Why Even Most Growing Firms Lack Clear Financial Advisor Career Tracks
While a small but growing firm can evolve a very positive career track for a new financial planner, there's an unfortunate caveat: the owner of the firm still has no idea what that career track is going to be.
After all, the reality is that when a firm is growing, it's difficult to project more than a few years in advance. For firms that are growing at a healthy 15% pace, with compounding the entire business will double every 5 years, creating a tremendous amount of opportunity but a huge amount of uncertainty as well. Frankly, a wise business owner should be deliberately cautious not to overcommit to a particular career track if the reality is that the firm is doubling every 5 years! Accordingly, the reality is that at even the rapidly growing firms that may turn out to have some of the best career tracks, the answer to the question "What is the career track at this firm?" is "I honestly have no idea, but as long as this firm continues to grow, there will be plenty of opportunity."

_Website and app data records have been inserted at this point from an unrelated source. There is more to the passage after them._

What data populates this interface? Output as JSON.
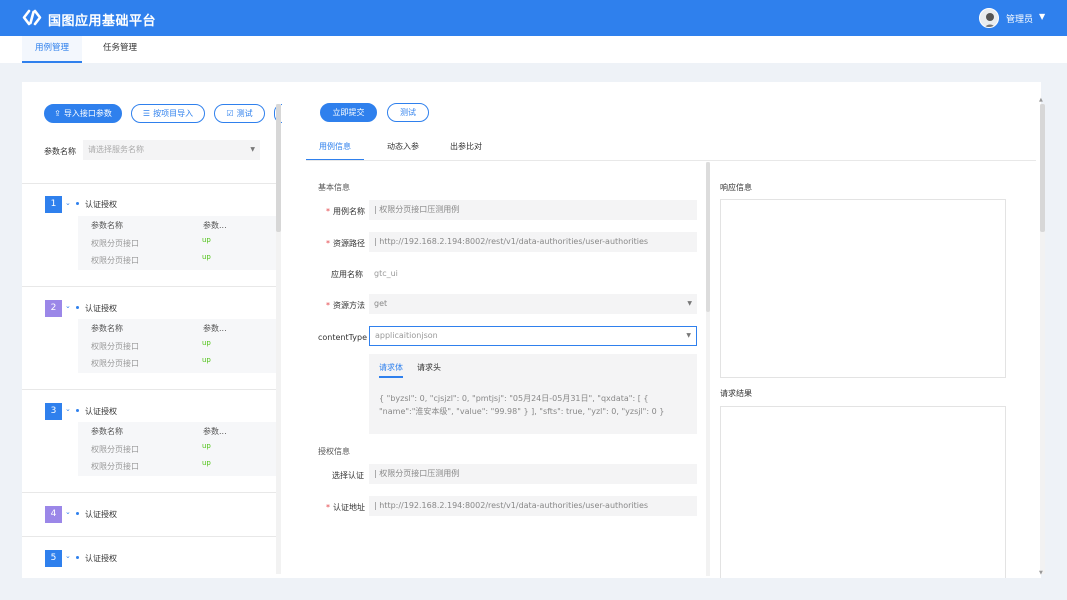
{
  "app": {
    "title": "国图应用基础平台"
  },
  "user": {
    "name": "管理员",
    "caret": "▼"
  },
  "top_tabs": [
    {
      "label": "用例管理",
      "active": true
    },
    {
      "label": "任务管理",
      "active": false
    }
  ],
  "left_panel": {
    "buttons": {
      "import_params": "导入接口参数",
      "import_by_project": "按项目导入",
      "test": "测试"
    },
    "param_name_label": "参数名称",
    "param_select_placeholder": "请选择服务名称",
    "cases": [
      {
        "num": "1",
        "title": "认证授权",
        "expanded": true,
        "color": "#2f80ed",
        "header": [
          "参数名称",
          "参数..."
        ],
        "rows": [
          {
            "name": "权限分页接口",
            "value": "up"
          },
          {
            "name": "权限分页接口",
            "value": "up"
          }
        ]
      },
      {
        "num": "2",
        "title": "认证授权",
        "expanded": true,
        "color": "#9b87e8",
        "header": [
          "参数名称",
          "参数..."
        ],
        "rows": [
          {
            "name": "权限分页接口",
            "value": "up"
          },
          {
            "name": "权限分页接口",
            "value": "up"
          }
        ]
      },
      {
        "num": "3",
        "title": "认证授权",
        "expanded": true,
        "color": "#2f80ed",
        "header": [
          "参数名称",
          "参数..."
        ],
        "rows": [
          {
            "name": "权限分页接口",
            "value": "up"
          },
          {
            "name": "权限分页接口",
            "value": "up"
          }
        ]
      },
      {
        "num": "4",
        "title": "认证授权",
        "expanded": false,
        "color": "#9b87e8"
      },
      {
        "num": "5",
        "title": "认证授权",
        "expanded": false,
        "color": "#2f80ed"
      }
    ]
  },
  "center_panel": {
    "buttons": {
      "submit": "立即提交",
      "test": "测试"
    },
    "sub_tabs": [
      {
        "label": "用例信息",
        "active": true
      },
      {
        "label": "动态入参",
        "active": false
      },
      {
        "label": "出参比对",
        "active": false
      }
    ],
    "basic_info_title": "基本信息",
    "fields": {
      "case_name": {
        "label": "用例名称",
        "required": "*",
        "value": "| 权限分页接口压测用例"
      },
      "resource_path": {
        "label": "资源路径",
        "required": "*",
        "value": "| http://192.168.2.194:8002/rest/v1/data-authorities/user-authorities"
      },
      "app_name": {
        "label": "应用名称",
        "value": "gtc_ui"
      },
      "resource_method": {
        "label": "资源方法",
        "required": "*",
        "value": "get"
      },
      "content_type": {
        "label": "contentType",
        "value": "applicaitionjson"
      }
    },
    "request_tabs": {
      "body": "请求体",
      "header": "请求头"
    },
    "request_body": "{ \"byzsl\": 0, \"cjsjzl\": 0, \"pmtjsj\": \"05月24日-05月31日\", \"qxdata\": [ { \"name\":\"淮安本级\", \"value\": \"99.98\" } ], \"sfts\": true, \"yzl\": 0, \"yzsjl\": 0 }",
    "auth_info_title": "授权信息",
    "auth_fields": {
      "auth_select": {
        "label": "选择认证",
        "value": "| 权限分页接口压测用例"
      },
      "auth_url": {
        "label": "认证地址",
        "required": "*",
        "value": "| http://192.168.2.194:8002/rest/v1/data-authorities/user-authorities"
      }
    }
  },
  "right_panel": {
    "response_title": "响应信息",
    "result_title": "请求结果"
  },
  "colors": {
    "primary": "#2f80ed",
    "purple": "#9b87e8",
    "success": "#52c41a",
    "required": "#e5484d"
  },
  "icons": [
    "logo-icon",
    "upload-icon",
    "list-icon",
    "edit-icon",
    "chevron-down-icon",
    "select-caret-icon"
  ]
}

In turn, what this really means is that for most new financial planners looking for a great financial planning opportunity, joining one of the few big firms with established career tracks can lead to a very nice long-term career, but the "best" career tracks are perhaps likely to come from the firms that are too small to have a career track and are growing and evolving too quickly to have any idea how to craft one (though there are some services out there available to help figure this out). From the opposite side, what we see in our recruiting business as well is that the best hires tend to make their own career paths anyway!
In any event, though, the reality is that for most firms, those looking for a job are unlikely to find a career track anytime soon; the firms are either too small and not growing enough to have a career track, or they're growing so rapidly they won't have any idea what it's going to look like anyway!
Which means in the end, for financial planning firms who want to attract - and retain - the top talent, growth is an imperative. And for new financial planners, if you're really concerned about your opportunities for career growth, the real question to ask is not "what is your firm's career track" (knowing they probably won't have one anyway) but instead "how much is this firm growing" so you can feel confident that opportunities will abound in the future.
Dave Grant, CFP® says
Michael, was this my early Christmas present – having a link to my site?!
I agree with your thoughts. A career track is going to be unique for every firm, and everybody they hire. Then if the firm is rapidly growing, the whole end result of the career track may be adjusted in the process. However, I think this can be managed by having the vision of the company in mind when creating these tracks and also keeping them to a maximum of 5 years in length (my ideal is 3 years).
I think it also helps to have someone from the outside look at your company to determine what may be needed with a career track and make sure they are developed with the company goals and advisor’s skillsets in mind.
If I may plug something: I am running a webinar in January with the Emerging Advisor Symposium about this topic and how career tracks can be designed and utilized. People can register here: https://www4.gotomeeting.com/register/756457231
John Minard says
Great post !! Totally agree with you. Thanks for sharing this valuable information.
For career related information, check this..https://educationinfo123.wordpress.com/2017/03/03/7-stepping-stones-to-career-growth-and-excellence/